Have you ever stopped to think how your fridge works, perhaps during one of those (inumerous) times you've opened the door looking for a snack? Using this everyday appliance as a starting point, Dr Kelly Frame recently explained the basic concepts of cybernetics to two, very different audiences: Y9-0 students from regional Australia during Get Set 2021, and prospective students from around the world during ANU International Student Week. As Frame explained, “all they needed to participate was a device and their unique imagination”.
Not that we didn’t know it before, but Richard Graham reiterated the fact while interviewing Distinguished Professor Genevieve Bell for the Really Interesting Women podcast, which explores personal journeys of women from all over the world. The conversation covers her work at CECS, trivia, cricket, lifts, and sci-fi books.
Tegan Clark came up with the idea for the first annual Women in STEM leadership conference during the 2020 lockdown as she contemplated her past and future at ANU. She regretted that she hadn't had the opportunity to foster relationships with other women studying science. She wanted to find a female supervisor for her honours research, but she hadn't done enough networking to know who to ask. Watch our interview with Tegan about the conference and read about the research the conference has spawned.
This year, the College of Engineering and Computer Sciences will award the Humanitarian Engineering minor to its first recipients. As part of the course, ANU partners with Engineers without Borders on the Design Summit, which has sent 1200 students to six countries for two-week programs based in local communities. Hear more from three members of the HumEng cohort, and their experiences overseas.
Dr Niraj Lal won a Celestino Eureka Prize for Promoting Understanding of Science. Dr Lal has authored two books and hosts an ABC podcast aimed at inspiring a love of science among children. "Communicating science for me isn't just about highlighting the wonders of our Universe, though that can be pretty great," he said. "It's also about showing how the process of scientific thinking and evidence-based reasoning can help us decide what to believe."
Professor Lindell Bromham and Dr Xia Hua won the Eureka Prize for Excellence in Interdisciplinary Scientific Research, a win they share with colleagues from the University of Queensland and the Karungkarni Art and Culture Aboriginal Corporation.
Restoring human function with bionic devices, implants and organs makes sense to most, but augmenting human performance raises ethical questions. Associate Professor Catherine Ball argues in an InnovationAus article that we must explore the potential of bionic technologies to understand and better resolve these matters.

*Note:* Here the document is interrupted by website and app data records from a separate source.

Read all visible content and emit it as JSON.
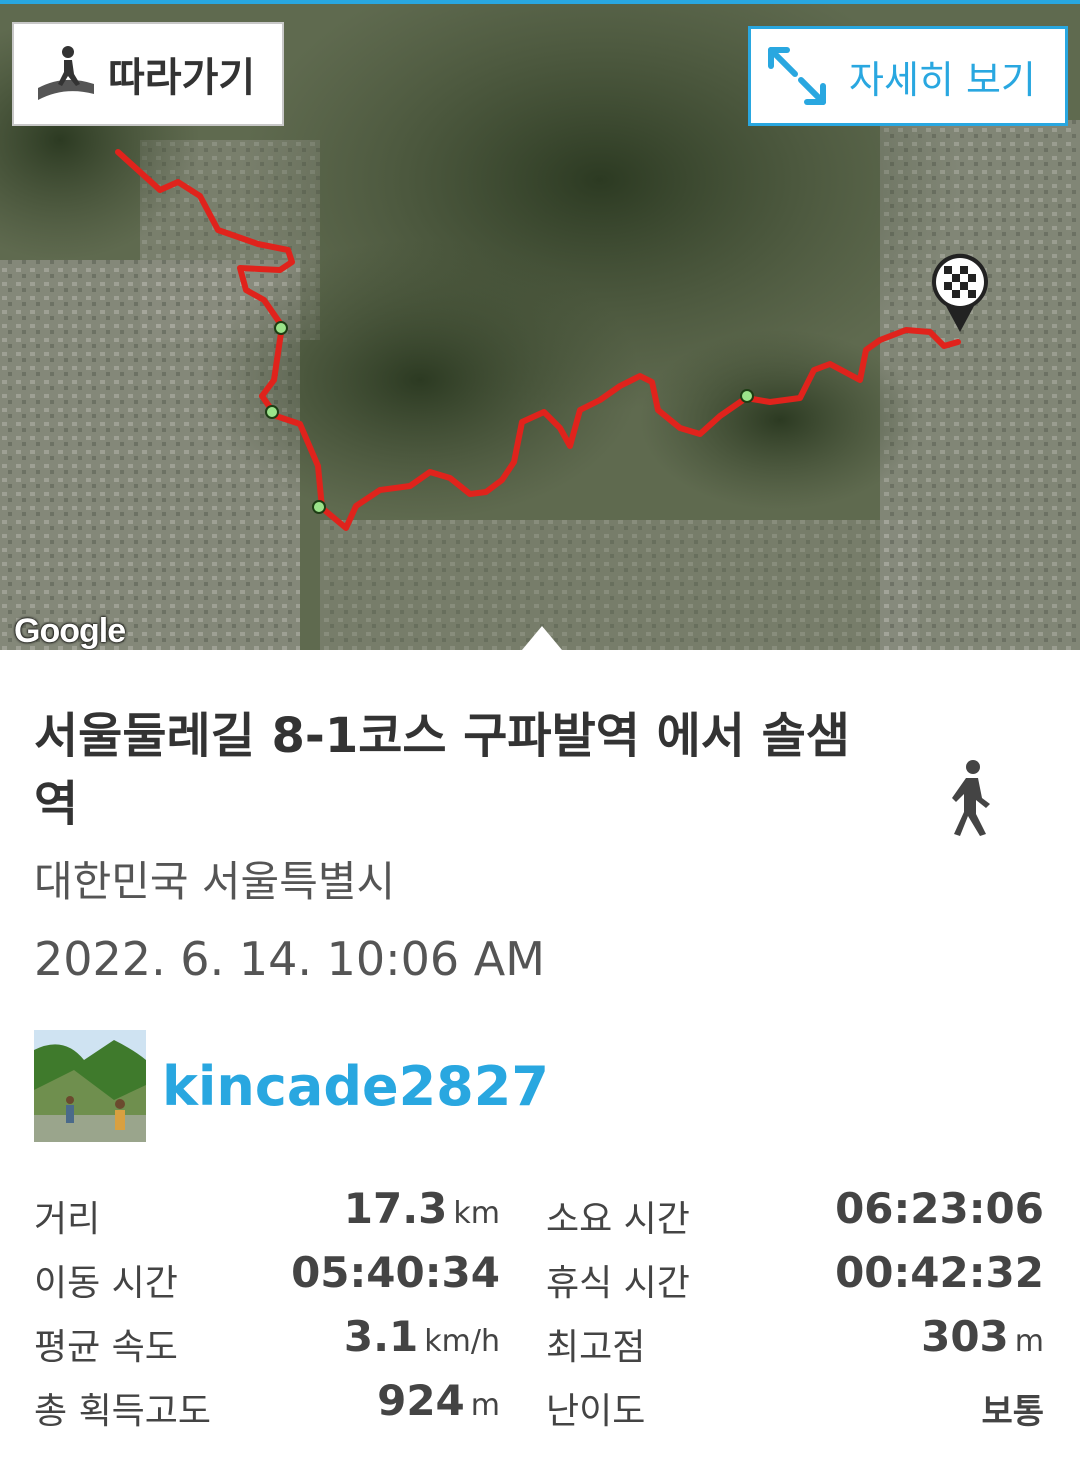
{
  "map": {
    "follow_label": "따라가기",
    "detail_label": "자세히 보기",
    "attribution": "Google"
  },
  "route": {
    "title": "서울둘레길 8-1코스 구파발역 에서 솔샘역",
    "region": "대한민국 서울특별시",
    "datetime": "2022. 6. 14. 10:06 AM",
    "activity_icon": "walking-icon"
  },
  "user": {
    "name": "kincade2827",
    "avatar_icon": "profile-photo"
  },
  "stats": {
    "distance_label": "거리",
    "distance_value": "17.3",
    "distance_unit": "km",
    "duration_label": "소요 시간",
    "duration_value": "06:23:06",
    "moving_label": "이동 시간",
    "moving_value": "05:40:34",
    "rest_label": "휴식 시간",
    "rest_value": "00:42:32",
    "speed_label": "평균 속도",
    "speed_value": "3.1",
    "speed_unit": "km/h",
    "peak_label": "최고점",
    "peak_value": "303",
    "peak_unit": "m",
    "gain_label": "총 획득고도",
    "gain_value": "924",
    "gain_unit": "m",
    "difficulty_label": "난이도",
    "difficulty_value": "보통"
  },
  "colors": {
    "accent": "#29a7e0",
    "route": "#e0231c",
    "text": "#333333"
  }
}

The Global Undergraduate Awards recognised Madeleine Holly’s ENGN4200 final year thesis on the "Highly commended" list of 2021. Part of the first Humanitarian Engineering cohort, Maddie researched the optimal design technology for drying cocoa beans to enhance income for small-hold farmers in Papua New Guinea. The full list of honourees includes other 8 ANU scholars.